One of the problems in recent history was that there weren’t really good four mana green creatures. Why was that a problem? Because there were plenty of two costing mana elves. If you play those, you want to play a four drop to play on turn three. Sure, there is Bristling Hydra, which is still quite strong, but there’s some new ones in the new set. (Actually, Crocodile of the Crossing is quite underappreciated as well.)
This was one of my earliest decks, and hasn’t really been updated in a couple of years, so I guess its about time (especially as the earlier version included two cards that are currently banned). This is a continuation of yesterday’s article, where I took a look at Zegana as a commander in a blue-green deck with an ETB-theme. This time we are going to be more controlling, with one goal: making huge creatures and then protecting them.

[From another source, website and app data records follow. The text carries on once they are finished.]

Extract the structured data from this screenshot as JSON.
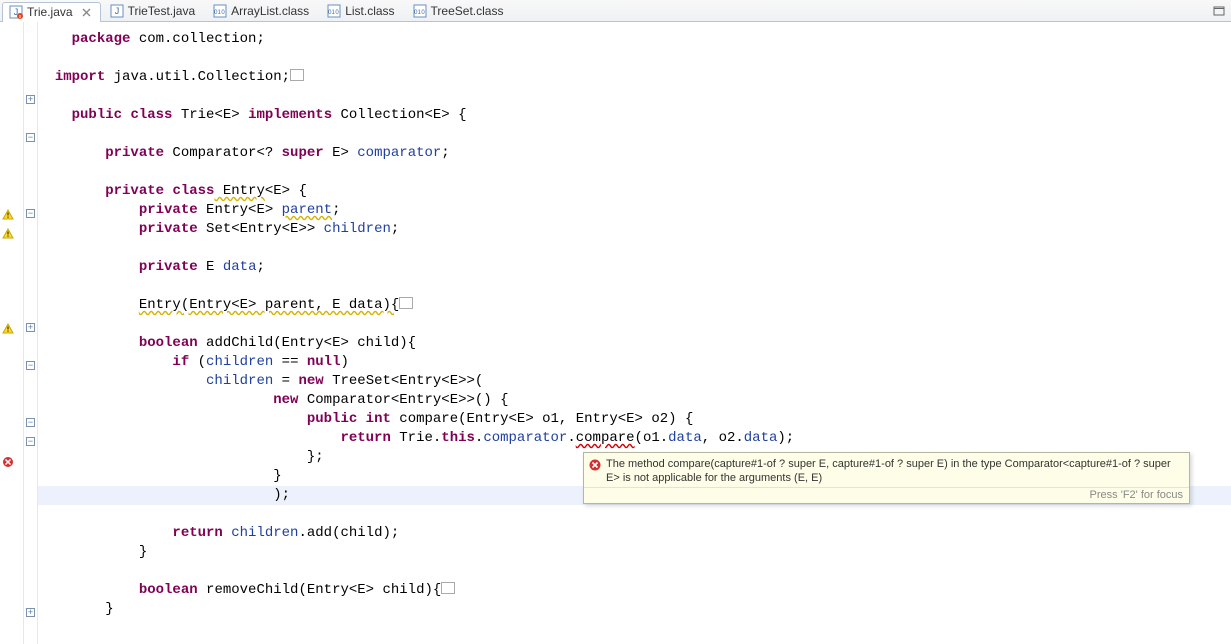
{
  "tabs": [
    {
      "label": "Trie.java",
      "icon": "java-error",
      "active": true
    },
    {
      "label": "TrieTest.java",
      "icon": "java",
      "active": false
    },
    {
      "label": "ArrayList.class",
      "icon": "class",
      "active": false
    },
    {
      "label": "List.class",
      "icon": "class",
      "active": false
    },
    {
      "label": "TreeSet.class",
      "icon": "class",
      "active": false
    }
  ],
  "hover": {
    "message": "The method compare(capture#1-of ? super E, capture#1-of ? super E) in the type Comparator<capture#1-of ? super E> is not applicable for the arguments (E, E)",
    "footer": "Press 'F2' for focus"
  },
  "code": {
    "l1_kw_package": "package",
    "l1_rest": " com.collection;",
    "l3_kw_import": "import",
    "l3_rest": " java.util.Collection;",
    "l5_kw_pub": "public",
    "l5_kw_cls": "class",
    "l5_name": " Trie<E> ",
    "l5_kw_impl": "implements",
    "l5_rest": " Collection<E> {",
    "l7_kw_priv": "private",
    "l7_rest1": " Comparator<? ",
    "l7_kw_sup": "super",
    "l7_rest2": " E> ",
    "l7_fld": "comparator",
    "l7_semi": ";",
    "l9_kw_priv": "private",
    "l9_kw_cls": "class",
    "l9_name": " Entry",
    "l9_rest": "<E> {",
    "l10_kw_priv": "private",
    "l10_rest": " Entry<E> ",
    "l10_fld": "parent",
    "l10_semi": ";",
    "l11_kw_priv": "private",
    "l11_rest": " Set<Entry<E>> ",
    "l11_fld": "children",
    "l11_semi": ";",
    "l13_kw_priv": "private",
    "l13_rest": " E ",
    "l13_fld": "data",
    "l13_semi": ";",
    "l15_name": "Entry",
    "l15_sig": "(Entry<E> parent, E data){",
    "l17_kw_bool": "boolean",
    "l17_rest": " addChild(Entry<E> child){",
    "l18_kw_if": "if",
    "l18_rest1": " (",
    "l18_fld": "children",
    "l18_rest2": " == ",
    "l18_kw_null": "null",
    "l18_rest3": ")",
    "l19_fld": "children",
    "l19_rest1": " = ",
    "l19_kw_new": "new",
    "l19_rest2": " TreeSet<Entry<E>>(",
    "l20_kw_new": "new",
    "l20_rest": " Comparator<Entry<E>>() {",
    "l21_kw_pub": "public",
    "l21_kw_int": "int",
    "l21_rest": " compare(Entry<E> o1, Entry<E> o2) {",
    "l22_kw_ret": "return",
    "l22_rest1": " Trie.",
    "l22_kw_this": "this",
    "l22_rest2": ".",
    "l22_fld1": "comparator",
    "l22_rest3": ".",
    "l22_err": "compare",
    "l22_rest4": "(o1.",
    "l22_fld2": "data",
    "l22_rest5": ", o2.",
    "l22_fld3": "data",
    "l22_rest6": ");",
    "l23": "};",
    "l24": "}",
    "l25": ");",
    "l27_kw_ret": "return",
    "l27_rest1": " ",
    "l27_fld": "children",
    "l27_rest2": ".add(child);",
    "l28": "}",
    "l30_kw_bool": "boolean",
    "l30_rest": " removeChild(Entry<E> child){",
    "l31": "}"
  }
}
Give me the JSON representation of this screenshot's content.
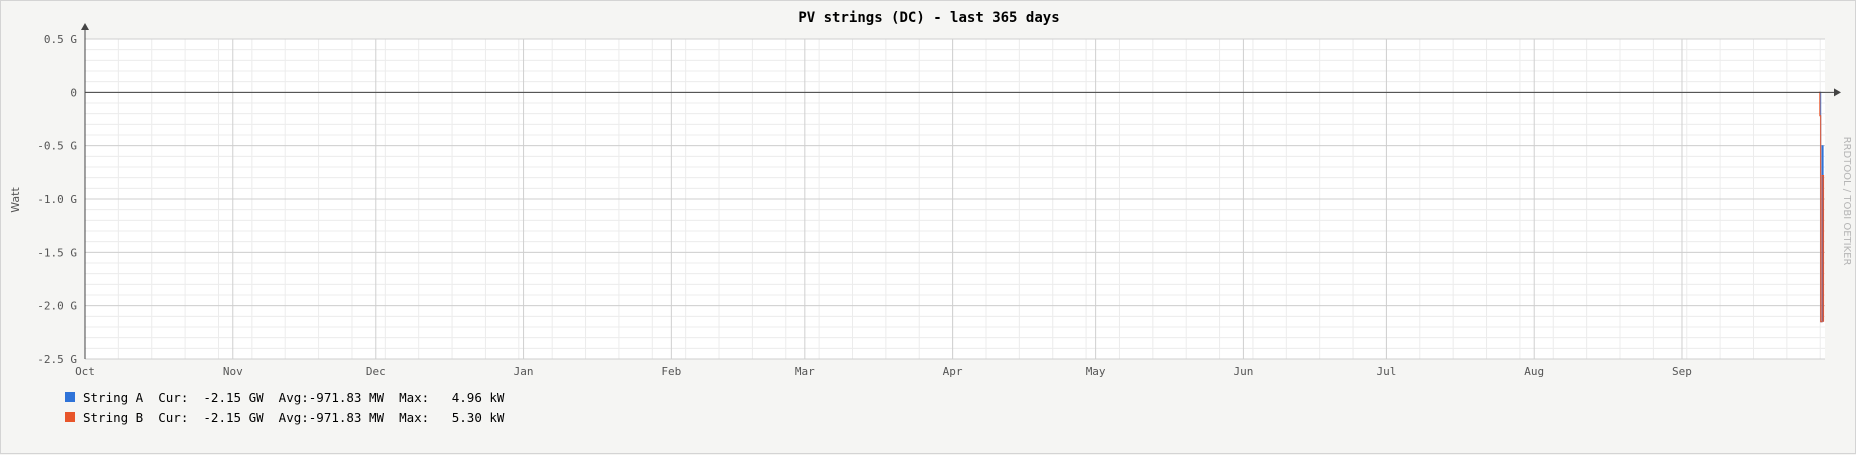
{
  "chart_data": {
    "type": "line",
    "title": "PV strings (DC) - last 365 days",
    "ylabel": "Watt",
    "xlabel": "",
    "watermark": "RRDTOOL / TOBI OETIKER",
    "ylim": [
      -2.5,
      0.5
    ],
    "y_unit": "G",
    "y_ticks": [
      {
        "value": 0.5,
        "label": "0.5 G"
      },
      {
        "value": 0,
        "label": "0"
      },
      {
        "value": -0.5,
        "label": "-0.5 G"
      },
      {
        "value": -1.0,
        "label": "-1.0 G"
      },
      {
        "value": -1.5,
        "label": "-1.5 G"
      },
      {
        "value": -2.0,
        "label": "-2.0 G"
      },
      {
        "value": -2.5,
        "label": "-2.5 G"
      }
    ],
    "x_domain": [
      0,
      365
    ],
    "x_ticks": [
      {
        "day": 0,
        "label": "Oct"
      },
      {
        "day": 31,
        "label": "Nov"
      },
      {
        "day": 61,
        "label": "Dec"
      },
      {
        "day": 92,
        "label": "Jan"
      },
      {
        "day": 123,
        "label": "Feb"
      },
      {
        "day": 151,
        "label": "Mar"
      },
      {
        "day": 182,
        "label": "Apr"
      },
      {
        "day": 212,
        "label": "May"
      },
      {
        "day": 243,
        "label": "Jun"
      },
      {
        "day": 273,
        "label": "Jul"
      },
      {
        "day": 304,
        "label": "Aug"
      },
      {
        "day": 335,
        "label": "Sep"
      }
    ],
    "grid": true,
    "legend_position": "bottom-left",
    "series": [
      {
        "name": "String A",
        "color": "#2f73d8",
        "cur": "-2.15 GW",
        "avg": "-971.83 MW",
        "max": "4.96 kW",
        "points": [
          [
            363.9,
            0
          ],
          [
            364.1,
            -2.15
          ],
          [
            364.4,
            -0.5
          ],
          [
            364.6,
            -2.15
          ]
        ]
      },
      {
        "name": "String B",
        "color": "#e8552a",
        "cur": "-2.15 GW",
        "avg": "-971.83 MW",
        "max": "5.30 kW",
        "points": [
          [
            363.7,
            0
          ],
          [
            363.9,
            -0.22
          ],
          [
            364.1,
            -2.15
          ],
          [
            364.4,
            -0.78
          ],
          [
            364.7,
            -2.15
          ]
        ]
      }
    ]
  }
}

I haven’t played EDH in a very long time. I don’t even remember when was the last time I played, although I do have some idea. If I remember correctly, at least I went out on a high note by kicking ass with Liliana, Heretical Healer, a card I had sort of waited on for a while before playing her. I even have the SDCC version of her (actually, I have all the SDCC versions of her).
That was maybe six months ago, but, even if I don’t play much these days (although I do play other formats some), Magic is much more than the actual act of playing. Simply planning and designing decks, thinking about interactions and so forth has its own merit and rewards as a creative outlet. So, I was going through my favorite decks from years past and decided to update them a bit. First one being Zegana. I have two versions of the deck, so I’ll write about each of them, especially since the approach seems to be different from what I’ve seen from other people.
This first one goes all in on flickering and bouncing.
If your here looking for a cool, competitive Rashmi-deck, I’d suggest you go elsewhere. This time I’m trying to go for the fun factor. Well, there’s always an element of fun (for someone) in my decks, but what’s different here is that I’m going deeper with it, the idea being that I’ll let fate decide as much as possible.
Someone had found his or her way into this blog by using the words “wood sage mtg pauper commander”. That got me thinking. First thought was “is that really uncommon”? I would’ve thought such an old card would be rare with its awkward build-around abilities, but apparently it was reprinted in Conspiracy, so now it’s uncommon.
Second thought: It does really have potential, so why not?